Direct carbonation or direct sequestration of a mineral can be conducted in two ways: as a direct dry gas-solid reaction or in an aqueous solution.
Direct gas-solid carbonation with CO2
The most straightforward process route is the direct gas-solid carbonation. This was first studied by Lackner. Various reactions depending on the feedstock are possible. As an example, the direct gas-solid reaction of olivine is given:
Mg2SiO4 (s) + 2CO2 (g) 2MgCO3 (s) + SiO2 (s)
High CO2 pressures are necessary in order to obtain reasonable reaction rates. The reaction rate can further be improved by the use of supercritical CO2. The produced water dissolves in supercritical CO2.
From natural rock weathering it is known that water greatly improves the reaction rate.
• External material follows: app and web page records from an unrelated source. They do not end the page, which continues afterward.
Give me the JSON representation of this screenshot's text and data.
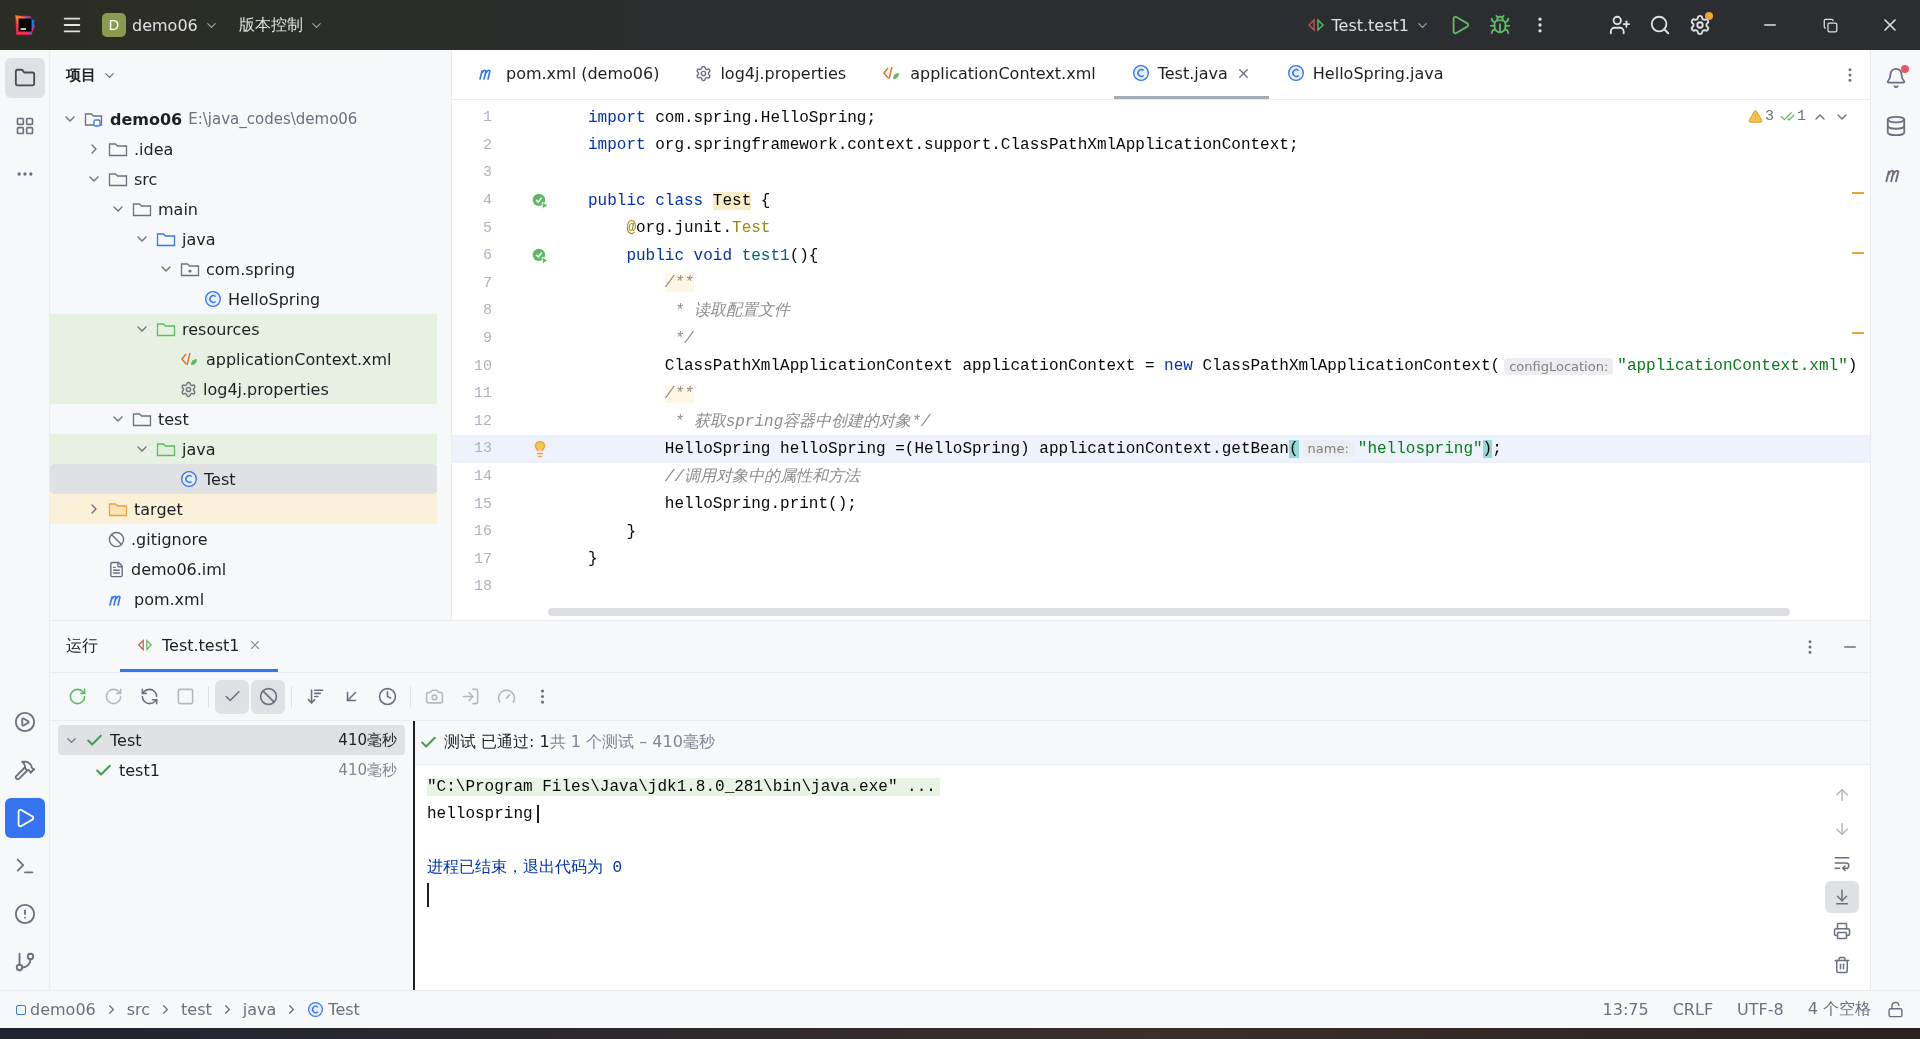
{
  "title_bar": {
    "project": {
      "initial": "D",
      "name": "demo06"
    },
    "vcs": "版本控制",
    "run_config": "Test.test1"
  },
  "project_panel": {
    "title": "项目",
    "tree": [
      {
        "label": "demo06",
        "note": "E:\\java_codes\\demo06",
        "kind": "module",
        "expanded": true,
        "selected": false,
        "children": [
          {
            "label": ".idea",
            "kind": "folder",
            "expanded": false,
            "selected": false
          },
          {
            "label": "src",
            "kind": "folder",
            "expanded": true,
            "selected": false,
            "children": [
              {
                "label": "main",
                "kind": "folder",
                "expanded": true,
                "selected": false,
                "children": [
                  {
                    "label": "java",
                    "kind": "source",
                    "expanded": true,
                    "selected": false,
                    "children": [
                      {
                        "label": "com.spring",
                        "kind": "package",
                        "expanded": true,
                        "selected": false,
                        "children": [
                          {
                            "label": "HelloSpring",
                            "kind": "class",
                            "selected": false
                          }
                        ]
                      }
                    ]
                  },
                  {
                    "label": "resources",
                    "kind": "resources",
                    "color": "#e6f2e1",
                    "expanded": true,
                    "selected": false,
                    "children": [
                      {
                        "label": "applicationContext.xml",
                        "kind": "xml",
                        "color": "#e6f2e1",
                        "selected": false
                      },
                      {
                        "label": "log4j.properties",
                        "kind": "properties",
                        "color": "#e6f2e1",
                        "selected": false
                      }
                    ]
                  }
                ]
              },
              {
                "label": "test",
                "kind": "folder",
                "expanded": true,
                "selected": false,
                "children": [
                  {
                    "label": "java",
                    "kind": "tests",
                    "color": "#e6f2e1",
                    "expanded": true,
                    "selected": false,
                    "children": [
                      {
                        "label": "Test",
                        "kind": "class",
                        "selected": true
                      }
                    ]
                  }
                ]
              }
            ]
          },
          {
            "label": "target",
            "kind": "excluded",
            "color": "#fbf1d8",
            "expanded": false,
            "selected": false
          },
          {
            "label": ".gitignore",
            "kind": "ignore",
            "selected": false
          },
          {
            "label": "demo06.iml",
            "kind": "file",
            "selected": false
          },
          {
            "label": "pom.xml",
            "kind": "maven",
            "selected": false
          }
        ]
      }
    ]
  },
  "editor_tabs": [
    {
      "label": "pom.xml (demo06)",
      "kind": "maven",
      "selected": false
    },
    {
      "label": "log4j.properties",
      "kind": "properties",
      "selected": false
    },
    {
      "label": "applicationContext.xml",
      "kind": "xml",
      "selected": false
    },
    {
      "label": "Test.java",
      "kind": "class",
      "selected": true
    },
    {
      "label": "HelloSpring.java",
      "kind": "class",
      "selected": false
    }
  ],
  "inspections": {
    "warnings": "3",
    "passed": "1"
  },
  "code": [
    {
      "number": "1",
      "current": false,
      "segments": [
        {
          "kind": "keyword",
          "text": "import"
        },
        {
          "kind": "plain",
          "text": " com.spring.HelloSpring;"
        }
      ]
    },
    {
      "number": "2",
      "current": false,
      "segments": [
        {
          "kind": "keyword",
          "text": "import"
        },
        {
          "kind": "plain",
          "text": " org.springframework.context.support.ClassPathXmlApplicationContext;"
        }
      ]
    },
    {
      "number": "3",
      "current": false
    },
    {
      "number": "4",
      "current": false,
      "kind": "run",
      "segments": [
        {
          "kind": "keyword",
          "text": "public class "
        },
        {
          "kind": "reference",
          "text": "Test"
        },
        {
          "kind": "plain",
          "text": " {"
        }
      ]
    },
    {
      "number": "5",
      "current": false,
      "segments": [
        {
          "kind": "annotation",
          "text": "    @"
        },
        {
          "kind": "plain",
          "text": "org.junit."
        },
        {
          "kind": "annotation",
          "text": "Test"
        }
      ]
    },
    {
      "number": "6",
      "current": false,
      "kind": "run",
      "segments": [
        {
          "kind": "keyword",
          "text": "    public void "
        },
        {
          "kind": "method",
          "text": "test1"
        },
        {
          "kind": "plain",
          "text": "(){"
        }
      ]
    },
    {
      "number": "7",
      "current": false,
      "segments": [
        {
          "kind": "doc",
          "text": "        /**"
        }
      ]
    },
    {
      "number": "8",
      "current": false,
      "segments": [
        {
          "kind": "comment",
          "text": "         * 读取配置文件"
        }
      ]
    },
    {
      "number": "9",
      "current": false,
      "segments": [
        {
          "kind": "comment",
          "text": "         */"
        }
      ]
    },
    {
      "number": "10",
      "current": false,
      "segments": [
        {
          "kind": "plain",
          "text": "        ClassPathXmlApplicationContext applicationContext = "
        },
        {
          "kind": "keyword",
          "text": "new"
        },
        {
          "kind": "plain",
          "text": " ClassPathXmlApplicationContext("
        },
        {
          "kind": "hint",
          "text": "configLocation:"
        },
        {
          "kind": "string",
          "text": "\"applicationContext.xml\""
        },
        {
          "kind": "plain",
          "text": ")"
        }
      ]
    },
    {
      "number": "11",
      "current": false,
      "segments": [
        {
          "kind": "doc",
          "text": "        /**"
        }
      ]
    },
    {
      "number": "12",
      "current": false,
      "segments": [
        {
          "kind": "comment",
          "text": "         * 获取spring容器中创建的对象*/"
        }
      ]
    },
    {
      "number": "13",
      "current": true,
      "kind": "bulb",
      "segments": [
        {
          "kind": "plain",
          "text": "        HelloSpring helloSpring =(HelloSpring) applicationContext.getBean"
        },
        {
          "kind": "match",
          "text": "("
        },
        {
          "kind": "hint",
          "text": "name:"
        },
        {
          "kind": "string",
          "text": "\"hellospring\""
        },
        {
          "kind": "match",
          "text": ")"
        },
        {
          "kind": "plain",
          "text": ";"
        }
      ]
    },
    {
      "number": "14",
      "current": false,
      "segments": [
        {
          "kind": "comment",
          "text": "        //调用对象中的属性和方法"
        }
      ]
    },
    {
      "number": "15",
      "current": false,
      "segments": [
        {
          "kind": "plain",
          "text": "        helloSpring.print();"
        }
      ]
    },
    {
      "number": "16",
      "current": false,
      "segments": [
        {
          "kind": "plain",
          "text": "    }"
        }
      ]
    },
    {
      "number": "17",
      "current": false,
      "segments": [
        {
          "kind": "plain",
          "text": "}"
        }
      ]
    },
    {
      "number": "18",
      "current": false
    }
  ],
  "run_panel": {
    "title": "运行",
    "tabs": [
      {
        "label": "Test.test1",
        "selected": true
      }
    ],
    "toolbar": [
      {
        "kind": "rerun",
        "on": false,
        "disabled": false
      },
      {
        "kind": "rerun-failed",
        "on": false,
        "disabled": true
      },
      {
        "kind": "toggle-auto",
        "on": false,
        "disabled": false
      },
      {
        "kind": "stop",
        "on": false,
        "disabled": true
      },
      {
        "kind": "show-passed",
        "on": true,
        "disabled": false
      },
      {
        "kind": "show-ignored",
        "on": true,
        "disabled": false
      },
      {
        "kind": "sort",
        "on": false,
        "disabled": false
      },
      {
        "kind": "collapse",
        "on": false,
        "disabled": false
      },
      {
        "kind": "history",
        "on": false,
        "disabled": false
      },
      {
        "kind": "snapshot",
        "on": false,
        "disabled": true
      },
      {
        "kind": "export",
        "on": false,
        "disabled": true
      },
      {
        "kind": "profile",
        "on": false,
        "disabled": true
      },
      {
        "kind": "more",
        "on": false,
        "disabled": false
      }
    ],
    "tests": [
      {
        "label": "Test",
        "time": "410毫秒",
        "kind": "passed",
        "expanded": true,
        "selected": true,
        "children": [
          {
            "label": "test1",
            "time": "410毫秒",
            "kind": "passed",
            "selected": false
          }
        ]
      }
    ],
    "summary": {
      "status": "测试 已通过: 1",
      "detail": "共 1 个测试 – 410毫秒"
    },
    "console": [
      {
        "kind": "command",
        "text": "\"C:\\Program Files\\Java\\jdk1.8.0_281\\bin\\java.exe\" ...",
        "caret": false
      },
      {
        "kind": "output",
        "text": "hellospring",
        "caret": true
      },
      {
        "kind": "exit",
        "text": "进程已结束，退出代码为 0",
        "caret": false
      }
    ],
    "input_cursor": true,
    "console_tools": [
      {
        "kind": "up",
        "on": false,
        "disabled": true
      },
      {
        "kind": "down",
        "on": false,
        "disabled": true
      },
      {
        "kind": "wrap",
        "on": false,
        "disabled": false
      },
      {
        "kind": "scroll-end",
        "on": true,
        "disabled": false
      },
      {
        "kind": "print",
        "on": false,
        "disabled": false
      },
      {
        "kind": "clear",
        "on": false,
        "disabled": false
      }
    ]
  },
  "status_bar": {
    "breadcrumbs": [
      {
        "label": "demo06",
        "kind": "module"
      },
      {
        "label": "src",
        "kind": "folder"
      },
      {
        "label": "test",
        "kind": "folder"
      },
      {
        "label": "java",
        "kind": "folder"
      },
      {
        "label": "Test",
        "kind": "class"
      }
    ],
    "items": [
      "13:75",
      "CRLF",
      "UTF-8",
      "4 个空格"
    ]
  }
}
A process developed on the basis of this principle is the carbonic acid route (O'Connor et al.,1999; O'Connor et al., 2000b), in which CO2 reacts at high pressure in an aqueous suspension of forsterite or serpentine. First, CO2 dissolves in the water and dissociates to bicarbonate and H+ resulting in a pH of about 5.0 to 5.5 at high CO2 pressure:
Mg2SiO4 (s) + 2HCO3- (aq) Τ 2MgCO3 (s) + SiO2 (s) + 2OH- (aq)
A bicarbonate/salt mixture (NaHCO3/NaCl) can be used to accelerate the reaction (O'Connor et al., 2000b). The sodium bicarbonate increases the HCO3 - concentration and thus accelerates the carbonation reaction.
The solution chemistry can be further improved by adding alkali metal hydroxides. Thus the pH of the solution is elevated and the absorption of CO2 is further improved. The hydroxide is also not consumed. Both HCO3- and OH- act as a catalyst. Probably an optimum pH-value exists, depending on which route is preferred: reaction of magnesium with bicarbonate or carbonate ions. Another option that could improve the dissolution of serpentine and simultaneously elevate the pH is the addition of Na 2CO3
Process flow diagram of the aqueous direct carbonation route using serpentine and olivine (O'Connor et al., 2000).